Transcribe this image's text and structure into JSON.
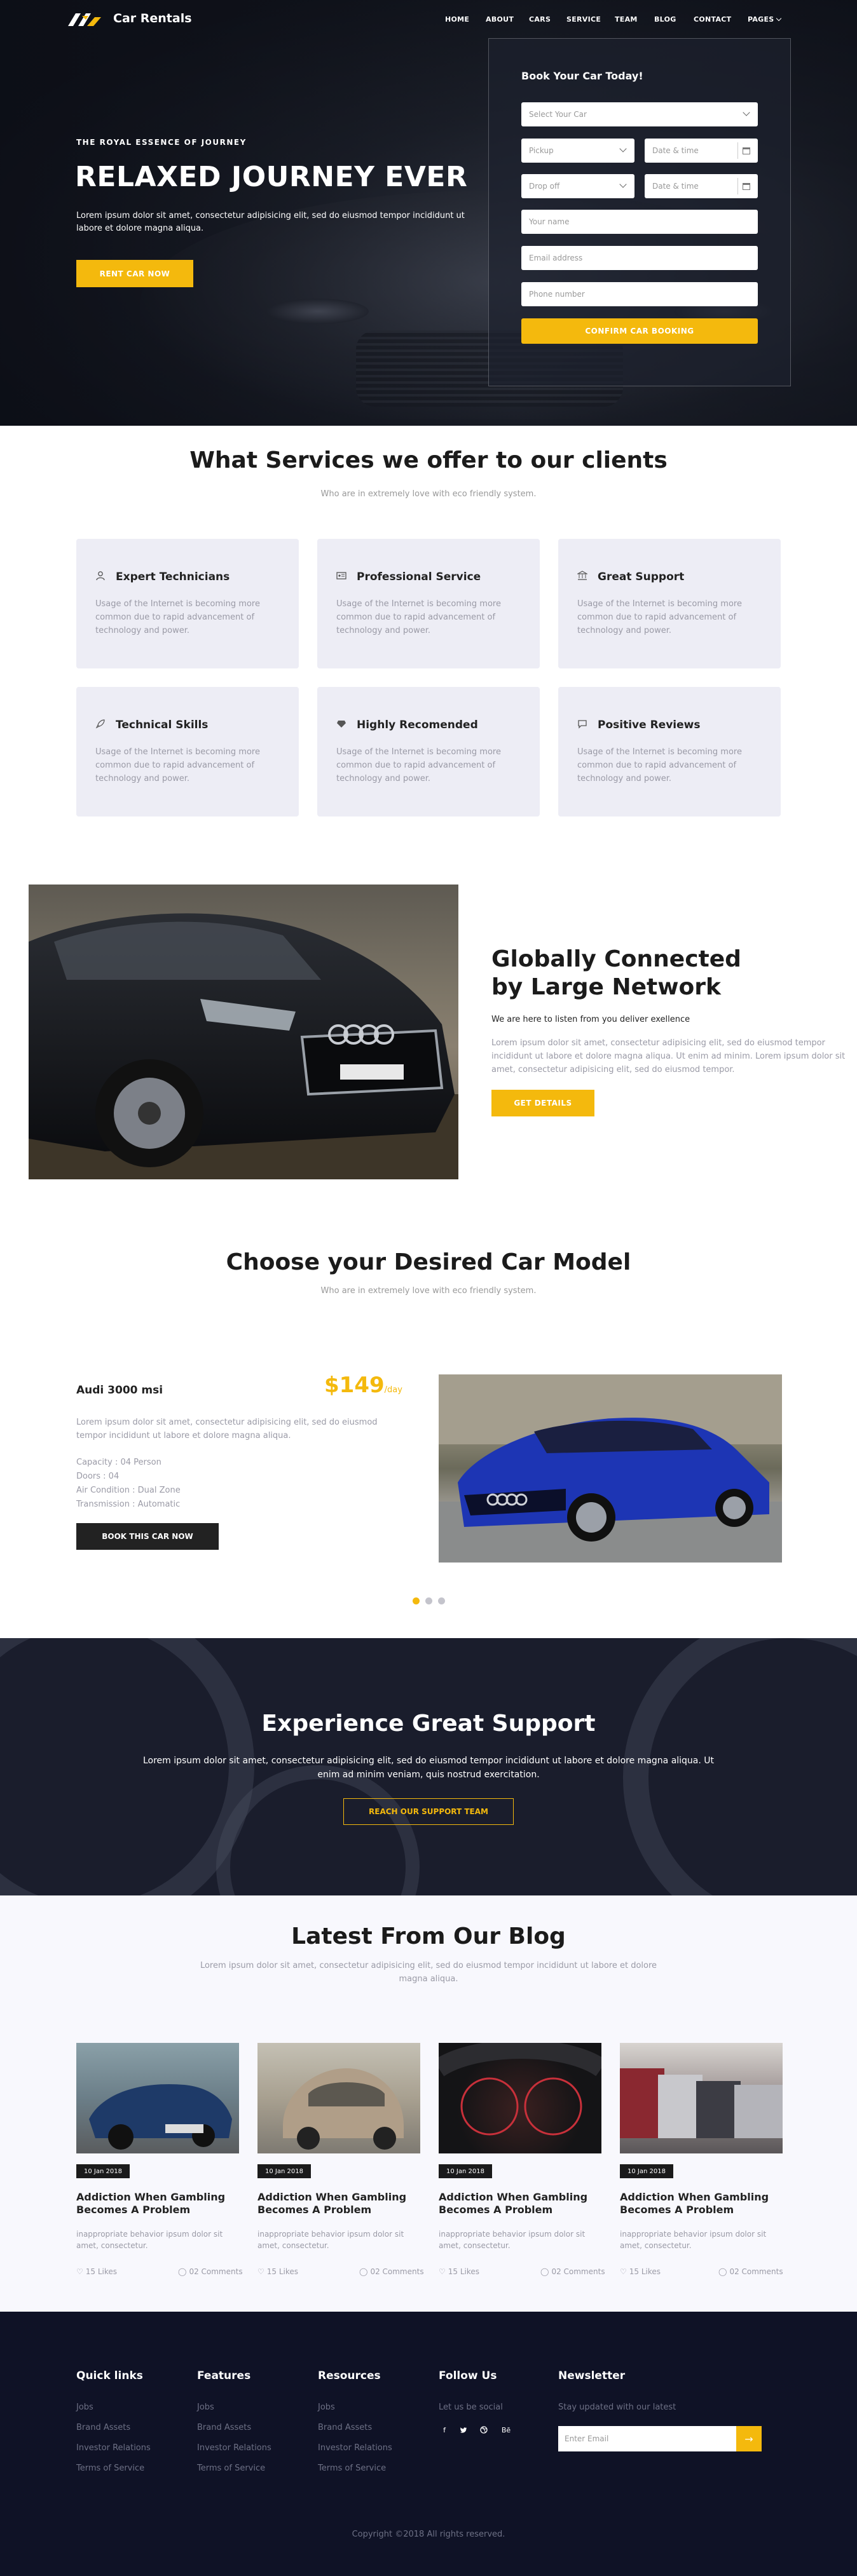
{
  "header": {
    "brand": "Car Rentals",
    "nav": [
      "HOME",
      "ABOUT",
      "CARS",
      "SERVICE",
      "TEAM",
      "BLOG",
      "CONTACT",
      "PAGES"
    ]
  },
  "hero": {
    "kicker": "THE ROYAL ESSENCE OF JOURNEY",
    "title": "RELAXED JOURNEY EVER",
    "text": "Lorem ipsum dolor sit amet, consectetur adipisicing elit, sed do eiusmod tempor incididunt ut labore et dolore magna aliqua.",
    "button": "RENT CAR NOW"
  },
  "booking": {
    "title": "Book Your Car Today!",
    "select_car": "Select Your Car",
    "pickup": "Pickup",
    "dropoff": "Drop off",
    "date_time_1": "Date & time",
    "date_time_2": "Date & time",
    "name": "Your name",
    "email": "Email address",
    "phone": "Phone number",
    "button": "CONFIRM CAR BOOKING"
  },
  "services": {
    "title": "What Services we offer to our clients",
    "subtitle": "Who are in extremely love with eco friendly system.",
    "items": [
      {
        "title": "Expert Technicians",
        "icon": "user-icon",
        "text": "Usage of the Internet is becoming more common due to rapid advancement of technology and power."
      },
      {
        "title": "Professional Service",
        "icon": "license-icon",
        "text": "Usage of the Internet is becoming more common due to rapid advancement of technology and power."
      },
      {
        "title": "Great Support",
        "icon": "bank-icon",
        "text": "Usage of the Internet is becoming more common due to rapid advancement of technology and power."
      },
      {
        "title": "Technical Skills",
        "icon": "rocket-icon",
        "text": "Usage of the Internet is becoming more common due to rapid advancement of technology and power."
      },
      {
        "title": "Highly Recomended",
        "icon": "diamond-icon",
        "text": "Usage of the Internet is becoming more common due to rapid advancement of technology and power."
      },
      {
        "title": "Positive Reviews",
        "icon": "bubble-icon",
        "text": "Usage of the Internet is becoming more common due to rapid advancement of technology and power."
      }
    ]
  },
  "global": {
    "title": "Globally Connected by Large Network",
    "subtitle": "We are here to listen from you deliver exellence",
    "text": "Lorem ipsum dolor sit amet, consectetur adipisicing elit, sed do eiusmod tempor incididunt ut labore et dolore magna aliqua. Ut enim ad minim. Lorem ipsum dolor sit amet, consectetur adipisicing elit, sed do eiusmod tempor.",
    "button": "GET DETAILS"
  },
  "car_model": {
    "title": "Choose your Desired Car Model",
    "subtitle": "Who are in extremely love with eco friendly system.",
    "name": "Audi 3000 msi",
    "price": "$149",
    "price_unit": "/day",
    "text": "Lorem ipsum dolor sit amet, consectetur adipisicing elit, sed do eiusmod tempor incididunt ut labore et dolore magna aliqua.",
    "specs": [
      "Capacity : 04 Person",
      "Doors : 04",
      "Air Condition : Dual Zone",
      "Transmission : Automatic"
    ],
    "button": "BOOK THIS CAR NOW"
  },
  "support": {
    "title": "Experience Great Support",
    "text": "Lorem ipsum dolor sit amet, consectetur adipisicing elit, sed do eiusmod tempor incididunt ut labore et dolore magna aliqua. Ut enim ad minim veniam, quis nostrud exercitation.",
    "button": "REACH OUR SUPPORT TEAM"
  },
  "blog": {
    "title": "Latest From Our Blog",
    "subtitle": "Lorem ipsum dolor sit amet, consectetur adipisicing elit, sed do eiusmod tempor incididunt ut labore et dolore magna aliqua.",
    "posts": [
      {
        "date": "10 Jan 2018",
        "title": "Addiction When Gambling Becomes A Problem",
        "text": "inappropriate behavior ipsum dolor sit amet, consectetur.",
        "likes": "15 Likes",
        "comments": "02 Comments"
      },
      {
        "date": "10 Jan 2018",
        "title": "Addiction When Gambling Becomes A Problem",
        "text": "inappropriate behavior ipsum dolor sit amet, consectetur.",
        "likes": "15 Likes",
        "comments": "02 Comments"
      },
      {
        "date": "10 Jan 2018",
        "title": "Addiction When Gambling Becomes A Problem",
        "text": "inappropriate behavior ipsum dolor sit amet, consectetur.",
        "likes": "15 Likes",
        "comments": "02 Comments"
      },
      {
        "date": "10 Jan 2018",
        "title": "Addiction When Gambling Becomes A Problem",
        "text": "inappropriate behavior ipsum dolor sit amet, consectetur.",
        "likes": "15 Likes",
        "comments": "02 Comments"
      }
    ]
  },
  "footer": {
    "quick_links": {
      "title": "Quick links",
      "items": [
        "Jobs",
        "Brand Assets",
        "Investor Relations",
        "Terms of Service"
      ]
    },
    "features": {
      "title": "Features",
      "items": [
        "Jobs",
        "Brand Assets",
        "Investor Relations",
        "Terms of Service"
      ]
    },
    "resources": {
      "title": "Resources",
      "items": [
        "Jobs",
        "Brand Assets",
        "Investor Relations",
        "Terms of Service"
      ]
    },
    "follow": {
      "title": "Follow Us",
      "text": "Let us be social",
      "icons": [
        "f",
        "t",
        "d",
        "Bē"
      ]
    },
    "newsletter": {
      "title": "Newsletter",
      "text": "Stay updated with our latest",
      "placeholder": "Enter Email",
      "button_icon": "→"
    },
    "copyright": "Copyright ©2018 All rights reserved."
  },
  "colors": {
    "accent": "#f4b90d",
    "dark": "#0f1226",
    "card": "#ededf5"
  }
}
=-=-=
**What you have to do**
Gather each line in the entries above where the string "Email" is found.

**Task response**
    "email": "Email address",
      "placeholder": "Enter Email",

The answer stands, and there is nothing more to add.